If I Lose, I’ll Lose Doing the Right Thing

In August, 1864, the nation’s morale was low. The war was dragging on and the President had just issued a call for an additional five hundred thousand troops. The Presidential election was just around the corner and many of Lincoln’s supporters feared that the call for more men at such a crucial time would injure, if not destroy, Lincoln's chances for re-election. Lincoln’s response? "As far as my re-election," he said, "it matters not. We must have the men. If I go down, I intend to go, like the Cumberland, with my colors flying!"

The Doctor Learns a Lesson

The speaker is Dr. Jerome Walker, of Brooklyn, who was showing President Lincoln through the hospital at City Point.
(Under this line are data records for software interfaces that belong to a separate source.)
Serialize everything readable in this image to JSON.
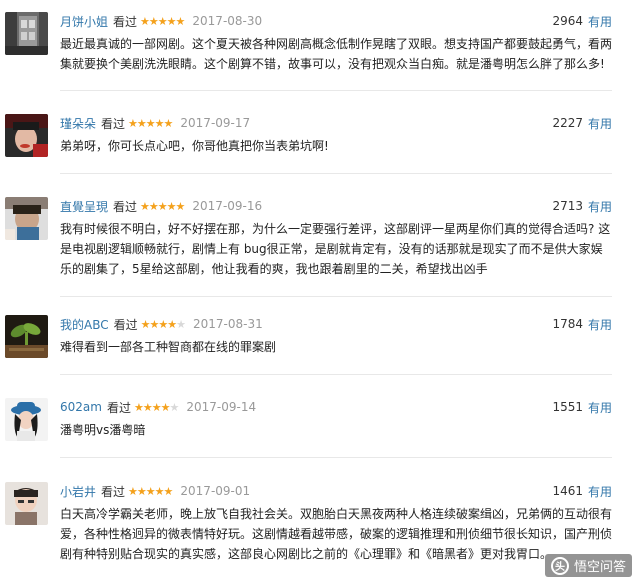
{
  "reviews": [
    {
      "user": "月饼小姐",
      "status": "看过",
      "rating": 5,
      "date": "2017-08-30",
      "count": "2964",
      "useful_label": "有用",
      "text": "最近最真诚的一部网剧。这个夏天被各种网剧高概念低制作晃瞎了双眼。想支持国产都要鼓起勇气，看两集就要换个美剧洗洗眼睛。这个剧算不错，故事可以，没有把观众当白痴。就是潘粤明怎么胖了那么多!"
    },
    {
      "user": "瑾朵朵",
      "status": "看过",
      "rating": 5,
      "date": "2017-09-17",
      "count": "2227",
      "useful_label": "有用",
      "text": "弟弟呀，你可长点心吧，你哥他真把你当表弟坑啊!"
    },
    {
      "user": "直覺呈現",
      "status": "看过",
      "rating": 5,
      "date": "2017-09-16",
      "count": "2713",
      "useful_label": "有用",
      "text": "我有时候很不明白，好不好摆在那，为什么一定要强行差评，这部剧评一星两星你们真的觉得合适吗? 这是电视剧逻辑顺畅就行，剧情上有 bug很正常，是剧就肯定有，没有的话那就是现实了而不是供大家娱乐的剧集了，5星给这部剧，他让我看的爽，我也跟着剧里的二关，希望找出凶手"
    },
    {
      "user": "我的ABC",
      "status": "看过",
      "rating": 4,
      "date": "2017-08-31",
      "count": "1784",
      "useful_label": "有用",
      "text": "难得看到一部各工种智商都在线的罪案剧"
    },
    {
      "user": "602am",
      "status": "看过",
      "rating": 4,
      "date": "2017-09-14",
      "count": "1551",
      "useful_label": "有用",
      "text": "潘粤明vs潘粤暗"
    },
    {
      "user": "小岩井",
      "status": "看过",
      "rating": 5,
      "date": "2017-09-01",
      "count": "1461",
      "useful_label": "有用",
      "text": "白天高冷学霸关老师，晚上放飞自我社会关。双胞胎白天黑夜两种人格连续破案缉凶，兄弟俩的互动很有爱，各种性格迥异的微表情特好玩。这剧情越看越带感，破案的逻辑推理和刑侦细节很长知识，国产刑侦剧有种特别贴合现实的真实感，这部良心网剧比之前的《心理罪》和《暗黑者》更对我胃口。"
    }
  ],
  "watermark": {
    "logo_char": "头",
    "text": "悟空问答"
  },
  "colors": {
    "link": "#3377aa",
    "star": "#f4a11c",
    "star_empty": "#d8d8d8",
    "date": "#999999",
    "divider": "#e8e8e8"
  }
}
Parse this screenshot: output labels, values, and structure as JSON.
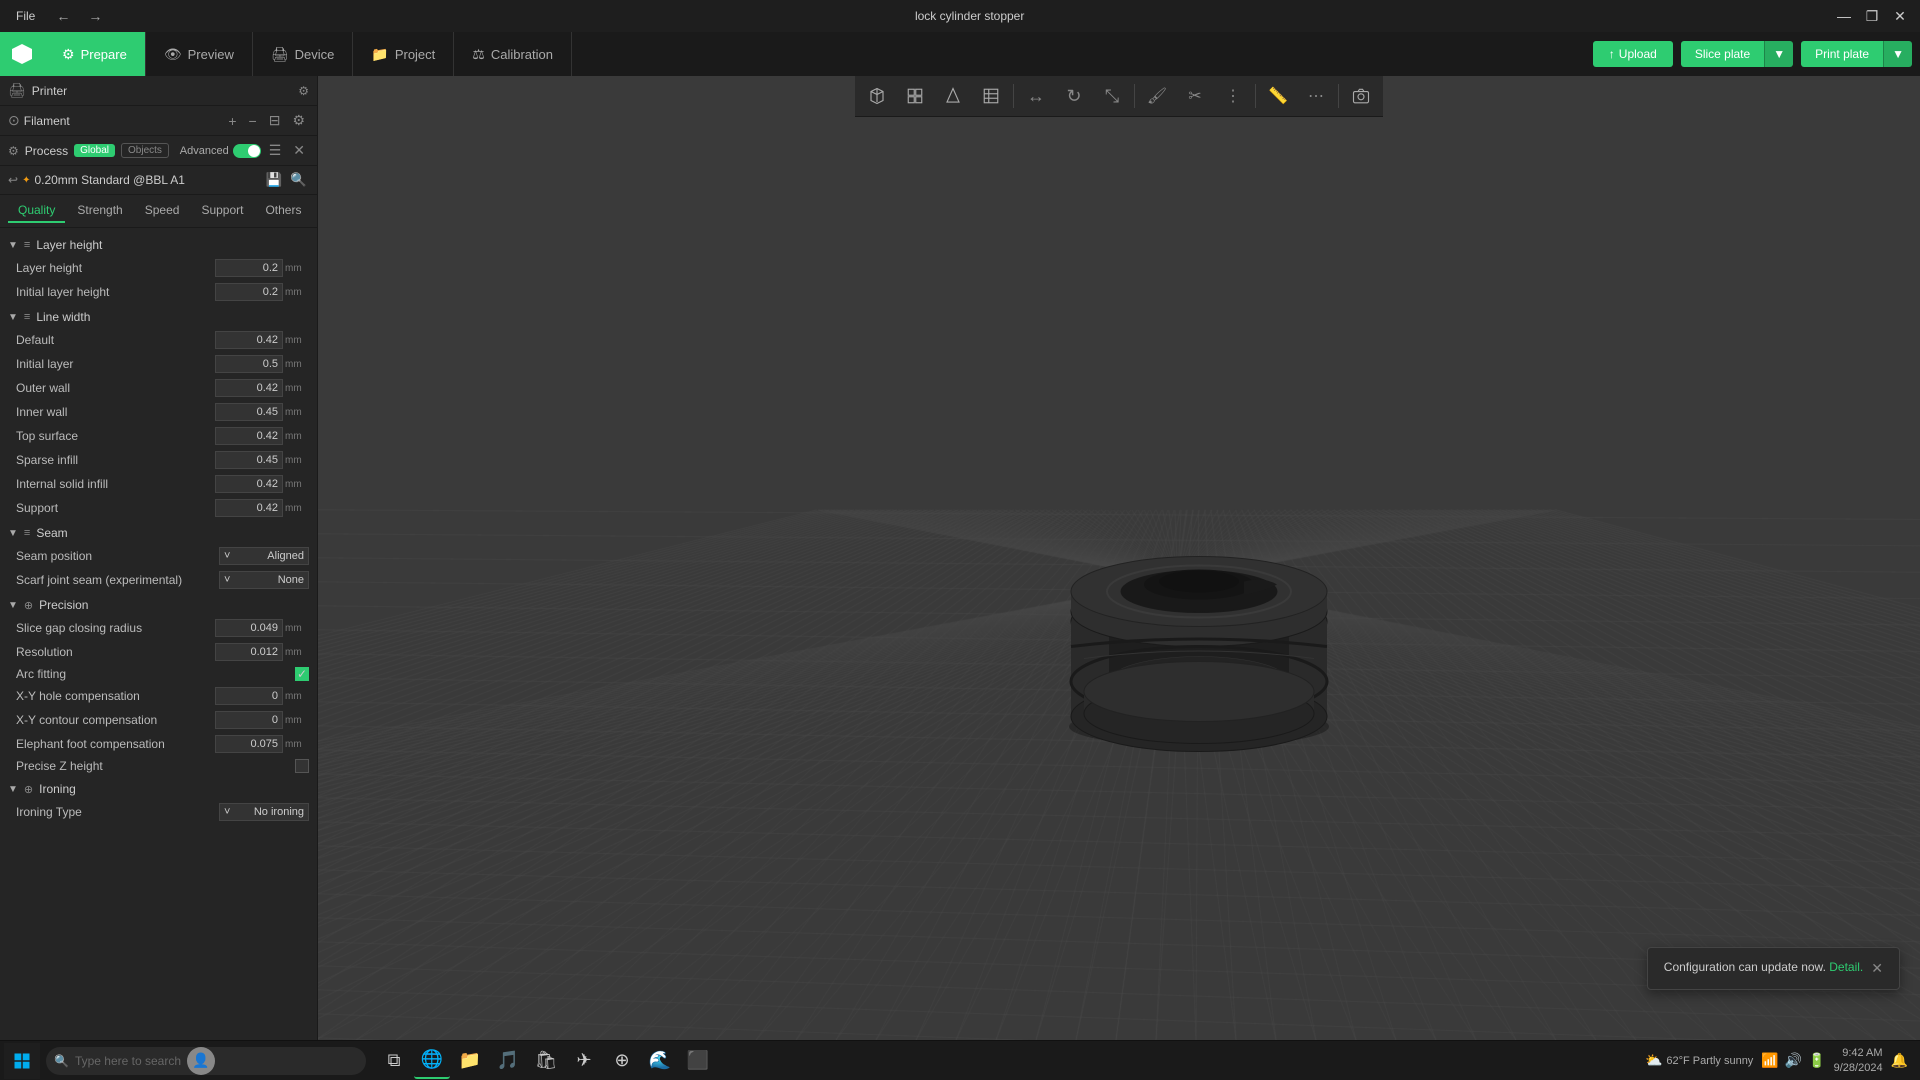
{
  "titlebar": {
    "file_menu": "File",
    "title": "lock cylinder stopper",
    "minimize": "—",
    "maximize": "❐",
    "close": "✕"
  },
  "topnav": {
    "prepare_label": "Prepare",
    "preview_label": "Preview",
    "device_label": "Device",
    "project_label": "Project",
    "calibration_label": "Calibration",
    "upload_label": "Upload",
    "slice_label": "Slice plate",
    "print_label": "Print plate"
  },
  "leftpanel": {
    "printer_label": "Printer",
    "filament_label": "Filament",
    "process_label": "Process",
    "global_label": "Global",
    "objects_label": "Objects",
    "advanced_label": "Advanced",
    "profile_name": "0.20mm Standard @BBL A1"
  },
  "quality_tabs": {
    "quality": "Quality",
    "strength": "Strength",
    "speed": "Speed",
    "support": "Support",
    "others": "Others"
  },
  "settings": {
    "layer_height_section": "Layer height",
    "layer_height_label": "Layer height",
    "layer_height_value": "0.2",
    "layer_height_unit": "mm",
    "initial_layer_height_label": "Initial layer height",
    "initial_layer_height_value": "0.2",
    "initial_layer_height_unit": "mm",
    "line_width_section": "Line width",
    "default_label": "Default",
    "default_value": "0.42",
    "default_unit": "mm",
    "initial_layer_label": "Initial layer",
    "initial_layer_value": "0.5",
    "initial_layer_unit": "mm",
    "outer_wall_label": "Outer wall",
    "outer_wall_value": "0.42",
    "outer_wall_unit": "mm",
    "inner_wall_label": "Inner wall",
    "inner_wall_value": "0.45",
    "inner_wall_unit": "mm",
    "top_surface_label": "Top surface",
    "top_surface_value": "0.42",
    "top_surface_unit": "mm",
    "sparse_infill_label": "Sparse infill",
    "sparse_infill_value": "0.45",
    "sparse_infill_unit": "mm",
    "internal_solid_infill_label": "Internal solid infill",
    "internal_solid_infill_value": "0.42",
    "internal_solid_infill_unit": "mm",
    "support_label": "Support",
    "support_value": "0.42",
    "support_unit": "mm",
    "seam_section": "Seam",
    "seam_position_label": "Seam position",
    "seam_position_value": "Aligned",
    "scarf_joint_label": "Scarf joint seam (experimental)",
    "scarf_joint_value": "None",
    "precision_section": "Precision",
    "slice_gap_label": "Slice gap closing radius",
    "slice_gap_value": "0.049",
    "slice_gap_unit": "mm",
    "resolution_label": "Resolution",
    "resolution_value": "0.012",
    "resolution_unit": "mm",
    "arc_fitting_label": "Arc fitting",
    "xy_hole_label": "X-Y hole compensation",
    "xy_hole_value": "0",
    "xy_hole_unit": "mm",
    "xy_contour_label": "X-Y contour compensation",
    "xy_contour_value": "0",
    "xy_contour_unit": "mm",
    "elephant_foot_label": "Elephant foot compensation",
    "elephant_foot_value": "0.075",
    "elephant_foot_unit": "mm",
    "precise_z_label": "Precise Z height",
    "ironing_section": "Ironing",
    "ironing_type_label": "Ironing Type",
    "ironing_type_value": "No ironing"
  },
  "viewport": {
    "toolbar_icons": [
      "⬡",
      "⊞",
      "⬟",
      "▦",
      "◉",
      "⊕",
      "⟳",
      "⊘",
      "⬛",
      "⬜",
      "◎",
      "⊡"
    ]
  },
  "notification": {
    "text": "Configuration can update now.",
    "link_text": "Detail.",
    "close": "✕"
  },
  "taskbar": {
    "search_placeholder": "Type here to search",
    "weather": "62°F Partly sunny",
    "time": "9:42 AM",
    "date": "9/28/2024"
  }
}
"Finally, after visiting the wards occupied by our invalid and convalescing soldiers," said Dr. Walker, "we came to three wards occupied by sick and wounded Southern prisoners. With a feeling of patriotic duty, I said: 'Mr. President, you won't want to go in there; they are only rebels.' "I will never forget how he stopped and gently laid his large hand upon my shoulder and quietly answered, 'You mean Confederates!' And I have meant Confederates ever since.
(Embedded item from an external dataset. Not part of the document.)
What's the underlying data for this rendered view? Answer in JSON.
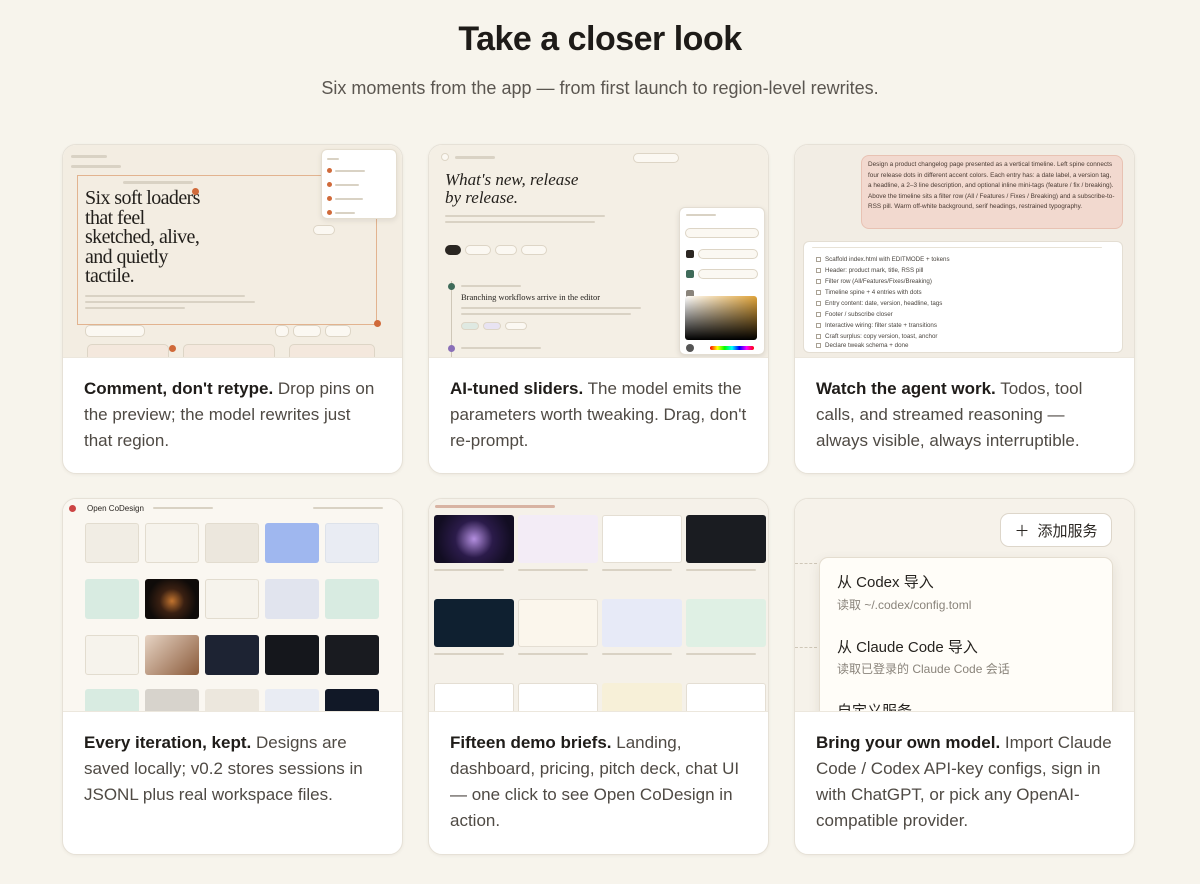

"There was nothing left for me to do after the President's remark but to go through these three wards and I could not see but that he was just as kind, his hand-shakings just as hearty, his interest just as real for the welfare of the men, as when he was among our own soldiers.'


General George McClellan showed little respect for Lincoln. As time went on, his contempt for the President became more and more blatant, and he often kept Lincoln waiting while he transacted business with others. This discourtesy was so apparent that even McClellan’s staff seemed embarrassed by it, and it often drew comments from newspaper reporters. The President was finally asked about it. Humbly, Lincoln stated that McClellan’s disrespect was not a problem with him, if the slow-moving general would just initiate a battle. "I’ll even hold McClellan’s horse," the President said, "If he will only bring us some success."

Now, That’s Ugly!

This is one of those stories which may or may not be true. Either way, it is the type of humor Lincoln loved and is something he easily could have said, if indeed, he didn’t.

The story goes that Lincoln was stopped one day by a man who stuck a revolver almost into his face. Under the circumstances Lincoln quickly realized that any resistance was unwise. Trying to remain calm, he inquired, "What seems to be the matter?"

"Well," replied the man, "A long time ago I swore that if I ever came across an uglier man than myself I'd shoot him on the spot."

"Well," supposedly said Lincoln. "Go ahead and shoot me then, because if I am an uglier man than you I don't want to live."

All the Candidates are Sick!

All presidents are constantly besieged with requests for favors, and at no time are the requests more frequent than when an appointment is to be made. Lincoln was to appoint a Commissioner to the Hawaiian Islands, and eight applicants had filed their papers. A delegation made a personal appearance at the White House on behalf of a ninth candidate. The delegation was quick to point out that their man was quite capable, but more importantly, was also in poor health.

Sending him to Hawaii, they reasoned, would be of great benefit to his health. Obviously, the President had heard this story before, probably more than once. He did not wish to hear the same story again, and he drew the interview to a close with this remark: "Gentlemen, I am sorry to tell that there are eight other applicants for this position, and I understand that everyone of them is sicker than your man."

What the Wounded Soldiers Thought

Lincoln often visited wounded soldiers in Washington area hospitals. In addition to inquiring about their health he often entertained the patients with his stories. He had just left one such facility when a visitor to the same hospital heard wounded soldiers laughing and talking about the President. The soldiers seemed in such good spirits that the visitor was curious, and he approached the bedside of one of the patients.

"You must be very slightly wounded," he said to open the conversation.

"Yes," the soldier replied, "Very slightly. I have only lost one leg, and I'd be glad to lose the other, if I could hear some more of 'Old Abe's' stories."